Second step is to implement the actual feature. We know when we’re done because the executable acceptance test will go from red to green. We’re looking for the fastest path to the goal, not necessarily the best path. So it’s perfectly fine to write ugly hacks and make a creative mess at this point – ignore quality and just get to green as quickly as possible.
Third step is to clean up. Now we have a working feature and a green test to prove it. We can now clean up the code, and even drastically redesign it, because the running tests (not just the newest test) act as a safety harness to alert us if we’ve broken or changed anything.
This process ensures that we don’t forget the purpose of the feature (since it forces us to write an executable acceptance test from the beginning), and that we don’t forget to clean up before moving on to the next feature.
To emphasize this process, we can update the board with “acceptance test written” column, just to make sure that we don’t start implementing a feature before we have a failing acceptance test.
The acceptance test doesn’t necessarily have to be expressed at a feature level (“if we do X, then Y should happen”). Some alternatives:

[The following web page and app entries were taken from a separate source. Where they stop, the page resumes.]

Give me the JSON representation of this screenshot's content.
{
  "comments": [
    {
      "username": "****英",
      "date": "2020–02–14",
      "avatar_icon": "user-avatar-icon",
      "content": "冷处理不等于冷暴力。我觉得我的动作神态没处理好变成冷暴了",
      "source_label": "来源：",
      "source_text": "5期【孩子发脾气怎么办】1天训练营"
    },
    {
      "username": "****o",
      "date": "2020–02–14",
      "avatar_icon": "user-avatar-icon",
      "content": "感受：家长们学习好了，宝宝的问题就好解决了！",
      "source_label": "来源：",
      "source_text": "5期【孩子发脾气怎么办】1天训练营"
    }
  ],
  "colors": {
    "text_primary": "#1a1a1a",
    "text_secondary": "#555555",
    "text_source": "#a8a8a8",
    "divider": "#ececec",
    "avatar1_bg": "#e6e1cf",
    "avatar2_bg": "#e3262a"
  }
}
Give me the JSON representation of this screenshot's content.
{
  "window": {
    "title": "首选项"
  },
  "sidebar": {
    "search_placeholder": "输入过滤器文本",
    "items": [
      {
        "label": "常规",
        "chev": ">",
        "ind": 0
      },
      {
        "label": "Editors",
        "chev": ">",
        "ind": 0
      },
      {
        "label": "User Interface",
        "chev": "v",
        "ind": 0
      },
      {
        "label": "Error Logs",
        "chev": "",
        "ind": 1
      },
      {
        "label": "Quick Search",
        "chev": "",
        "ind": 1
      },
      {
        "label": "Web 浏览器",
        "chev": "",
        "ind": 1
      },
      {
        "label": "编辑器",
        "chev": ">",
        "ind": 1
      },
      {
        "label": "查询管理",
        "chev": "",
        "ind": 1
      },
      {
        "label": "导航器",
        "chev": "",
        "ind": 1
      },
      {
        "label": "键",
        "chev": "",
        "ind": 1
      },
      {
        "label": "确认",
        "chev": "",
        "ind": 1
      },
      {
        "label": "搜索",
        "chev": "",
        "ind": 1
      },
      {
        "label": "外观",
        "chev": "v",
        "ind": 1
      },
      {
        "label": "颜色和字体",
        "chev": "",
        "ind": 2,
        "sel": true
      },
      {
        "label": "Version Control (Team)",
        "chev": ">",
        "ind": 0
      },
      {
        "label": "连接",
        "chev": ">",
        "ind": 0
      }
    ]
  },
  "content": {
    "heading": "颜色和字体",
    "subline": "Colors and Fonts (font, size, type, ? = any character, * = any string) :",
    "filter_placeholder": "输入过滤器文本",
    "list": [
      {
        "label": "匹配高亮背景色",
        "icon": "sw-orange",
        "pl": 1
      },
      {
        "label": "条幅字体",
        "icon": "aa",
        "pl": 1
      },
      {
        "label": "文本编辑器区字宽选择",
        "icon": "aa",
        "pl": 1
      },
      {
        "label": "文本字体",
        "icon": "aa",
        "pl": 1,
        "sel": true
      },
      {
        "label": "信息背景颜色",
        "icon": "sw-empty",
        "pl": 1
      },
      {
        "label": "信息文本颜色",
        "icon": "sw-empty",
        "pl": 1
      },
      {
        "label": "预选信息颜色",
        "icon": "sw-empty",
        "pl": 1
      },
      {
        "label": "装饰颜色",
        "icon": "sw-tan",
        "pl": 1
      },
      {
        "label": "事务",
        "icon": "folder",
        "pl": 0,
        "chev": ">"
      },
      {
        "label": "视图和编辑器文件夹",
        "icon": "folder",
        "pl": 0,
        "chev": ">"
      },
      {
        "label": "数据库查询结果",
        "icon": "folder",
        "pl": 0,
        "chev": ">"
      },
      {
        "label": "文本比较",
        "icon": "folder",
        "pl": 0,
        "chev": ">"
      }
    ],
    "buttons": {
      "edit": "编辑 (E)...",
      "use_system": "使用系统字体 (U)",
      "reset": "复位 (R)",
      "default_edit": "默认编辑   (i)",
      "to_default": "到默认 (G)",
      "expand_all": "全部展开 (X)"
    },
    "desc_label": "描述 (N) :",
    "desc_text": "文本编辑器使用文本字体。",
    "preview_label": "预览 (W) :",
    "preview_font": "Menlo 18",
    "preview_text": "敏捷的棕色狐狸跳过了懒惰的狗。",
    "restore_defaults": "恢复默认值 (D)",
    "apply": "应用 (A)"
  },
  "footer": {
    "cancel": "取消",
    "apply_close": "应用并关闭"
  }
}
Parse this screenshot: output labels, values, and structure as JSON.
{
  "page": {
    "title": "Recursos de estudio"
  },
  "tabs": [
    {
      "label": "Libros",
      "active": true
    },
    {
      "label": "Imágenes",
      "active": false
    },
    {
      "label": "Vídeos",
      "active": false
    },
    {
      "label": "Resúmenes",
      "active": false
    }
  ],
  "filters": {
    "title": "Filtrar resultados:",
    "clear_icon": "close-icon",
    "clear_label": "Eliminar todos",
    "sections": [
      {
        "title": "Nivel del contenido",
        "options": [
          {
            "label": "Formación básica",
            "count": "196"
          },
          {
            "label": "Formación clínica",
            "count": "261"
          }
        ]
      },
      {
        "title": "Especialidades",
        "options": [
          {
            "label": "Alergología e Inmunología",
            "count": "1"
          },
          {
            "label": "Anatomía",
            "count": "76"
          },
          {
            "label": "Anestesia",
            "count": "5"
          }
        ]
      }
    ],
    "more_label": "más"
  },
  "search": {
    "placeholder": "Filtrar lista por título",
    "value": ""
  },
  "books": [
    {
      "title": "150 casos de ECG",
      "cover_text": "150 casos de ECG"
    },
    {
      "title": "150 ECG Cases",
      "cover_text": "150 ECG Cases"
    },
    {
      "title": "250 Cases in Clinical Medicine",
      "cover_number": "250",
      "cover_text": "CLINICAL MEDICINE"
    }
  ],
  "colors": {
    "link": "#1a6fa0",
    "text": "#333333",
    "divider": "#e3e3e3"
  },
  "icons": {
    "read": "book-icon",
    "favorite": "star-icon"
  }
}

- Lean Startup style acceptance test: “we have validated or invalidated that users are willing to pay for premium accounts”. Maybe rename the “User feedback” column to “Validating assumption”.
- Impact Mapping style acceptance test “the feature is done when it increases user activation rate by 10%”. Maybe rename the “User feedback” column to “Validating impact”.
Either way, we just need to make sure cleanup is part of the process somewhere.
TDD can be done at multiple levels – at a feature level (acceptance tests) as well as at a class or module level (unit tests). Think of the unit tests as a bunch of triangles inside the acceptance test triangle. One loop around the big triangle involves a bunch of smaller loops inside.
After each unit test goes green, do minor cleanup around that. When the acceptance test goes green, do a bigger cleanup. Then move on to the next feature.
The key point is that each corner of the TDD triangle comes with a different mindset, and each one is important.
Good quality = happier people
At the end of the day, technical debt is not about technology. It’s about people.
A clean code base is not only faster to work with, it is more fun (or less annoying, if you prefer seeing things that way…). And motivated developers tend to create better products faster, which in turn makes both customers and developers happier. A nice positive cycle